Items from an interface collection:

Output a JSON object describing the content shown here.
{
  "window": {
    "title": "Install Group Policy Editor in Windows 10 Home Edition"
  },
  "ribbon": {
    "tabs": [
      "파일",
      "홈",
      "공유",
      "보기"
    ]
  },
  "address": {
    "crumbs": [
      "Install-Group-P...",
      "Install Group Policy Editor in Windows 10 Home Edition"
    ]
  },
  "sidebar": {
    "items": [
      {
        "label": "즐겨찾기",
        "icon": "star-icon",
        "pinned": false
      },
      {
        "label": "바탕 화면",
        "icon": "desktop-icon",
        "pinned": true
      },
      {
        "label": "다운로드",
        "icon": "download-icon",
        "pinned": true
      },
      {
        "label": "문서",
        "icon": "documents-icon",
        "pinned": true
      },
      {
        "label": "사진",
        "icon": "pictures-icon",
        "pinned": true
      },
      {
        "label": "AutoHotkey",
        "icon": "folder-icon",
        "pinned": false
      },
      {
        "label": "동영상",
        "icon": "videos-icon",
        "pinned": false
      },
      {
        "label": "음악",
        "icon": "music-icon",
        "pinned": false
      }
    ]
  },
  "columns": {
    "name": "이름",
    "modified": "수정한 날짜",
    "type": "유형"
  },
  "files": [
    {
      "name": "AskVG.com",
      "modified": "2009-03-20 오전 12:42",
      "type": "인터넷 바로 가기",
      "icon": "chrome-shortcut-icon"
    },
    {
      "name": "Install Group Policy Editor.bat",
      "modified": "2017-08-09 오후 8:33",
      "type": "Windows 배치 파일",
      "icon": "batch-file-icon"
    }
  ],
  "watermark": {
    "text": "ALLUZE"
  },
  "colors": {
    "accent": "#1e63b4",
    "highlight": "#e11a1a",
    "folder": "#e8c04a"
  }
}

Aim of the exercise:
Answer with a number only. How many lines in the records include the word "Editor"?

Result of the task:
3